The Conference has three main aims:
- To showcase some of the new technologies available (3D/4D scanning, mobile technologies, GPS/GIS, satellite technologies, apps and social media) & discuss their applications.
- To debate policy issues linked to the benefits and challenges these new technologies present for sites preservation, conservation, and interpretation worldwide; particularly in terms of remote and virtual access to sites which are sensitive, and in terms of economic benefits for tourism.
- To encourage site managers worldwide- particularly within the UNESCO World Heritage Sites Network – to consider the benefits & impact the new technologies could have for their own sites and allow them to investigate those further.
The digital age presents new opportunities to create unique access experiences for visitors who would never be able to physically visit a site, due to issues of access and/or sustainability. Interpreters have an opportunity to harness the best of technological innovation, digital media and the internet to both promote and preserve. However new technologies also present challenges for the sites (in terms of ownership, visitation, availability, awareness, etc) and it is key that this is debated.

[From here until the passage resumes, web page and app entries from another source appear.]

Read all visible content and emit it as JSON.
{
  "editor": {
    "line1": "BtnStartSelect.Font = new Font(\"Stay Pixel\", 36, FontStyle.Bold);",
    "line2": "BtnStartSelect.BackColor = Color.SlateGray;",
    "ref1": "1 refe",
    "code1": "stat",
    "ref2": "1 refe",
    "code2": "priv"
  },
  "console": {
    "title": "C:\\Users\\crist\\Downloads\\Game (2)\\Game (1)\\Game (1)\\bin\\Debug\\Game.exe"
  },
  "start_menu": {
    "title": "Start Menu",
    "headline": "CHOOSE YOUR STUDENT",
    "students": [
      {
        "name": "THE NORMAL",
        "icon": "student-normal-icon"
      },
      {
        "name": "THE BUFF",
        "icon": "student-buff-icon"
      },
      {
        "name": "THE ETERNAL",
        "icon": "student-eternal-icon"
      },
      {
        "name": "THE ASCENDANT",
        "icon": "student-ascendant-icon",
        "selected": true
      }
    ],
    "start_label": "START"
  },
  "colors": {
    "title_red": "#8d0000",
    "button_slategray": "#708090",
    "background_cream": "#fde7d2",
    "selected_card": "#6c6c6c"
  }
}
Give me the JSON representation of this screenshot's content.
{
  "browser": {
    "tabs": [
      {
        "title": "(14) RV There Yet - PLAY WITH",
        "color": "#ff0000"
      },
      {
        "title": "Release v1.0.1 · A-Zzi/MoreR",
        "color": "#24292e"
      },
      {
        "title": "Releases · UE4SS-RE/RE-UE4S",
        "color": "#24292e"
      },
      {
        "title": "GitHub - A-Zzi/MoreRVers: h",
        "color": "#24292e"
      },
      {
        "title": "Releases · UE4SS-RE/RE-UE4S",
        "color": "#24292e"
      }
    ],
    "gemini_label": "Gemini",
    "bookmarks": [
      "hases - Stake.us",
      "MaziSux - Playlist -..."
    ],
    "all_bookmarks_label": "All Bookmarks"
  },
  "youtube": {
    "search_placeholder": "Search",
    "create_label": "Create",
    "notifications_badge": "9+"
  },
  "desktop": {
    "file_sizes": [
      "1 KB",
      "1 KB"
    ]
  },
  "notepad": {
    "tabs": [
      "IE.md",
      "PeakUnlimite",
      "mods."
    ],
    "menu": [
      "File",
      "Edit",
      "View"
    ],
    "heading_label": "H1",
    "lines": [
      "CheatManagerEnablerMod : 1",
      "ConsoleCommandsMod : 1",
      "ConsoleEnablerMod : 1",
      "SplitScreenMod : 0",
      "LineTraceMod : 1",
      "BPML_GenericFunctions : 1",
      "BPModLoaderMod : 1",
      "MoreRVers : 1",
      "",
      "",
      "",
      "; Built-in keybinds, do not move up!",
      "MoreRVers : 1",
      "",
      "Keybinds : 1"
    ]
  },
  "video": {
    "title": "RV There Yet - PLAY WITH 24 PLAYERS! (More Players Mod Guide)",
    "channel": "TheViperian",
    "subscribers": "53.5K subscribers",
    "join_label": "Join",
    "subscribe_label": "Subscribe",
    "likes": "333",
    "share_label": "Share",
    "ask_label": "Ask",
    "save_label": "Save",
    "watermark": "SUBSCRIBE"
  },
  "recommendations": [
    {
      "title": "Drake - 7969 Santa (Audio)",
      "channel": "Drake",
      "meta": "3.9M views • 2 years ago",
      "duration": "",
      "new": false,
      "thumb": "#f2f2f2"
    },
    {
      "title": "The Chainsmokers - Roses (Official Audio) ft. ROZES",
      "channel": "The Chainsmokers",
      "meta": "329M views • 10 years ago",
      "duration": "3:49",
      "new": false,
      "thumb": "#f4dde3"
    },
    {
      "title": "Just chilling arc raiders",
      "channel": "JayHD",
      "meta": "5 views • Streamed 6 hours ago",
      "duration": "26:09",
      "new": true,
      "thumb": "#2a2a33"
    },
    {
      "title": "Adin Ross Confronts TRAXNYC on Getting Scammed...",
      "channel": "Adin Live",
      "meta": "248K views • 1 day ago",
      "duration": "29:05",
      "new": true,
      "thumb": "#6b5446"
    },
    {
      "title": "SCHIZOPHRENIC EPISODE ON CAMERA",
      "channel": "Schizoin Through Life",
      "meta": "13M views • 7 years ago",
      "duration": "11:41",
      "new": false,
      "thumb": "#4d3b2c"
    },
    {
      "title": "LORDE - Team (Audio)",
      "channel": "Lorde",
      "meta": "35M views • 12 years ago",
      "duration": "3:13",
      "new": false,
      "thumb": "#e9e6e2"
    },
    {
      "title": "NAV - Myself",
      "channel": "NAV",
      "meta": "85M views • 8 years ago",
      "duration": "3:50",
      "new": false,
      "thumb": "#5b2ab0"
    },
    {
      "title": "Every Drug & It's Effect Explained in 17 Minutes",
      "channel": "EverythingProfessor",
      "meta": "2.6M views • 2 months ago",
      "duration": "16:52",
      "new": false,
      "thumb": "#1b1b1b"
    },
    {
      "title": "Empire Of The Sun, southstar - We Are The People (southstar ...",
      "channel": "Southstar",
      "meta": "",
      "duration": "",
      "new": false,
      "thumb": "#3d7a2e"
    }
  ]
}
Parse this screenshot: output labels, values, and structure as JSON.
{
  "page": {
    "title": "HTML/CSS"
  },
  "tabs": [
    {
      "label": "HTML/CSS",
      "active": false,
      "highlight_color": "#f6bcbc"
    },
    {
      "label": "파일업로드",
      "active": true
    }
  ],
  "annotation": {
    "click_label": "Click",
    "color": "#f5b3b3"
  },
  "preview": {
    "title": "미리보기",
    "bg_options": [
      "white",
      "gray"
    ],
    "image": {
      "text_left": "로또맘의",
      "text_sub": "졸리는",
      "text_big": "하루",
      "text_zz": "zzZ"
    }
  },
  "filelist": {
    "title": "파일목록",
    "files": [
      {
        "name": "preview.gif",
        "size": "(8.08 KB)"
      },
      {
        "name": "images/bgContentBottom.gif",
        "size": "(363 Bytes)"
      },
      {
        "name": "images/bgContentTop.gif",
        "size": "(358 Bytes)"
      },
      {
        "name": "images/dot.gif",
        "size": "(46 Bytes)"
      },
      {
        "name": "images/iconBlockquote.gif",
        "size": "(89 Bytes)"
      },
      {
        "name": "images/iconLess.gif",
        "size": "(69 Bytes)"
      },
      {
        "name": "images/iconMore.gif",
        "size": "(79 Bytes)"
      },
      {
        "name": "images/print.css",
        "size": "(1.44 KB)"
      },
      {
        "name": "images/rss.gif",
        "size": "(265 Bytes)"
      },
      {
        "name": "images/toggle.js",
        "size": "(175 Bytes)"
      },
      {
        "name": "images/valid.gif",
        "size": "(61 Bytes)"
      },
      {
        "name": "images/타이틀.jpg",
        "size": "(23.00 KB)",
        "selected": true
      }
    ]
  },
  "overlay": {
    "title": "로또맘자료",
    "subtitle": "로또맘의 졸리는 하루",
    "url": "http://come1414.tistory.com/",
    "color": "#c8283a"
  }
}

St Kilda World Heritage Site will be used as a case study and be the focus of a live digital exhibition throughout the Conference. St Kilda is the UK’s only dual UNESCO World Heritage Site, for both natural and cultural heritage, and also been identified as having a marine landscape of international importance. It is currently the focus of a development project to create a technologically innovative, remote-access Interpretation Centre based on the west coast of Lewis. There, the ambition is to create sustainable economic development through a technologically sophisticated cultural venue in a remote location. As a case study, St Kilda offers the opportunity to focus on issues shared by all interpretation professionals working to create remote access to sensitive sites.
This international Conference will maximise opportunities for collaboration and knowledge-sharing between sites, where a balance needs to be found between enabling remote-access and encouraging visitation, between attaining sustainability, fostering communities involvement & opportunities, whilst preserving and conserving sites’ unique value.
Building on the experience gained at World Heritage properties, the Conference aims to create a network (both physical and remote) of interpretation specialists, curators, conservators and custodians facing the challenge of creating remote access to sensitive, hard-to-access or other trans-national sites. It will bring together Sites directors and heritage practitioners- both tangible and intangible- in the UK and abroad, but also policy makers and technological innovators, and will seek to break down conventional sectoral divides between heritage practitioners and technological innovators, in order to debate remote access.
For further informations:
Programme (pdf, 209 kb)